* _What you are asked to do_: Report every line of the data where the string "bonus" appears.

* _Record excerpts_:
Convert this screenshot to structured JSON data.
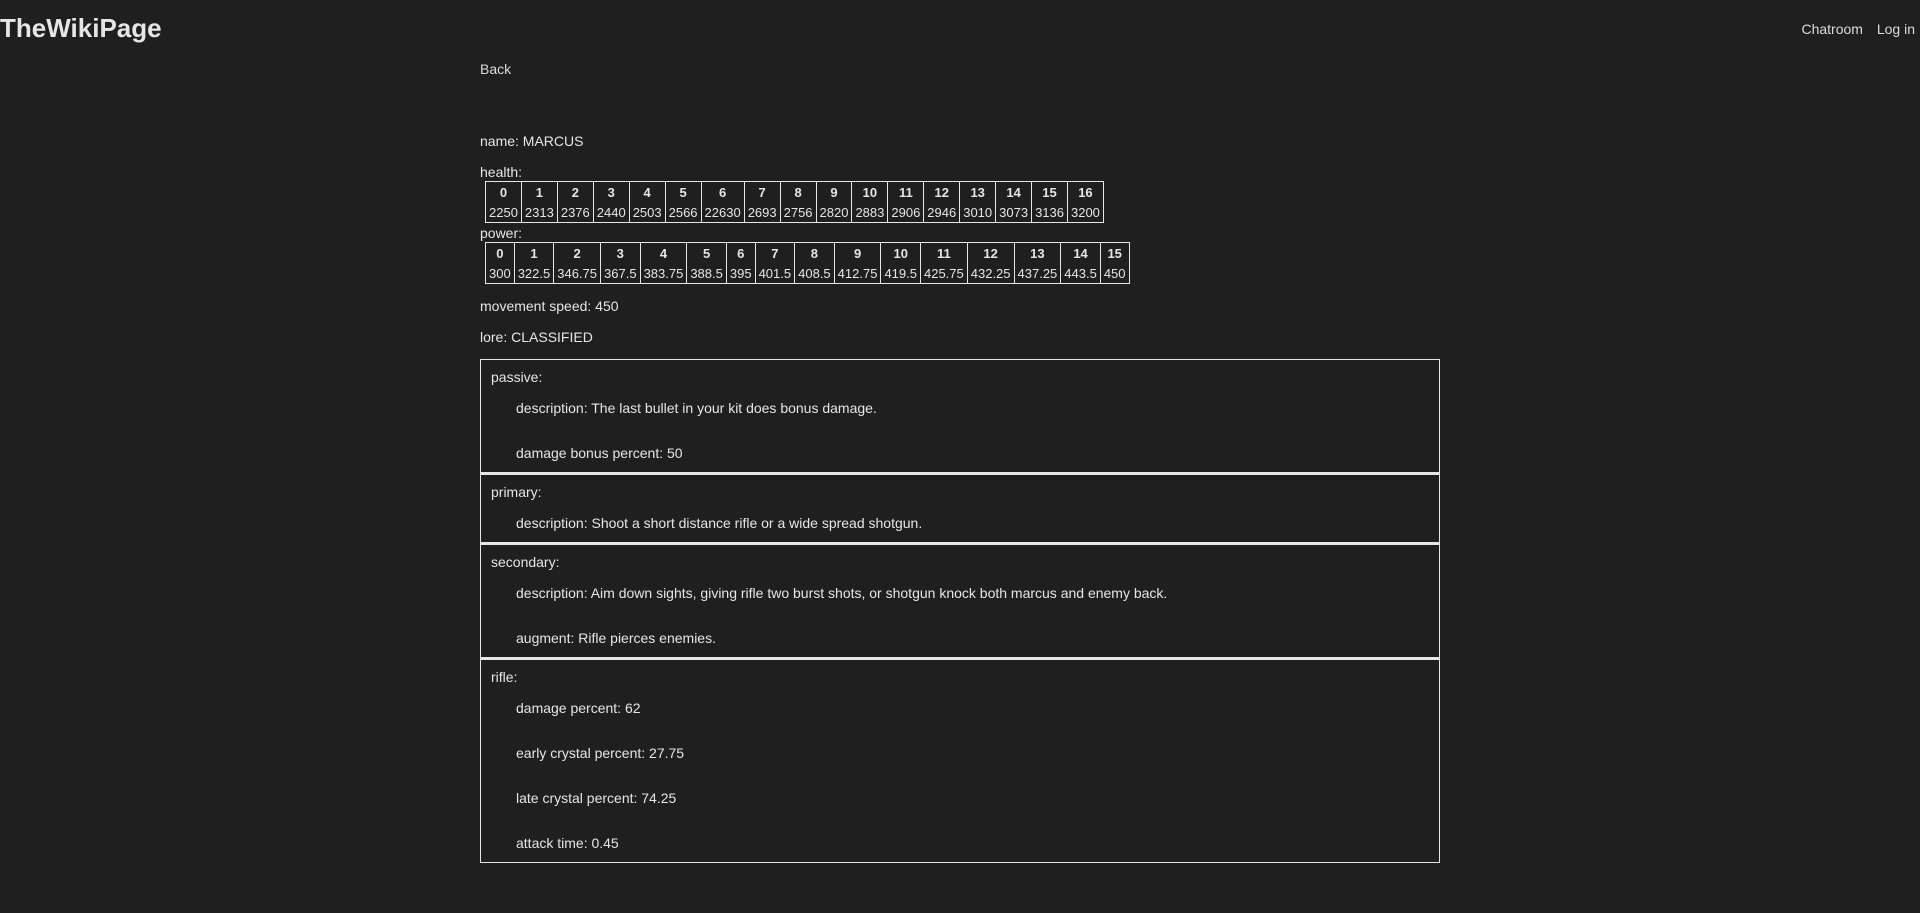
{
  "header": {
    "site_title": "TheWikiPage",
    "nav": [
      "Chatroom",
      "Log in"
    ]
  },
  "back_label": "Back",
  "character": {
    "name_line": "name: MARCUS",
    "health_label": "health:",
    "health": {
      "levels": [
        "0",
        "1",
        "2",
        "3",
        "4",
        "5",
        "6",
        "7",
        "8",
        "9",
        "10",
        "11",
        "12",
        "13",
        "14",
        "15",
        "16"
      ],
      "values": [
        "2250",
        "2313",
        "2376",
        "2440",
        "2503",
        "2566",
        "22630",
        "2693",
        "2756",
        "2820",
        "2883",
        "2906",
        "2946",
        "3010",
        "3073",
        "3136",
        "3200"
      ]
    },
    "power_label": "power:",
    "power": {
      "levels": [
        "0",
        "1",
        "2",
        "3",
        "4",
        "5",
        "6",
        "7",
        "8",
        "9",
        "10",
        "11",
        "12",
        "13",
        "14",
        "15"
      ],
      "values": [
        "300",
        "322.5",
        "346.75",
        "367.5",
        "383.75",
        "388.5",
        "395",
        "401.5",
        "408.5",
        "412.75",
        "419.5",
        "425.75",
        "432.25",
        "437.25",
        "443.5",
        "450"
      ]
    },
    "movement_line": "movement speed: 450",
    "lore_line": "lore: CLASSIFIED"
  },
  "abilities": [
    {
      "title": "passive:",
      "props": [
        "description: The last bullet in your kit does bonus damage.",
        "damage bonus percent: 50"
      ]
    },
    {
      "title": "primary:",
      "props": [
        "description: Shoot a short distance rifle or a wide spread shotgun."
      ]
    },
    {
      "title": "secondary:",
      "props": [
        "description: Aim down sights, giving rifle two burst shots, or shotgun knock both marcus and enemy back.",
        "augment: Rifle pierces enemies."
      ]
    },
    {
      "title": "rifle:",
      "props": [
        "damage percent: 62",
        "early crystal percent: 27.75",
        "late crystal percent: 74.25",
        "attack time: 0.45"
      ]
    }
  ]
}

* _Solution for this problem_:
        "description: The last bullet in your kit does bonus damage.",
        "damage bonus percent: 50"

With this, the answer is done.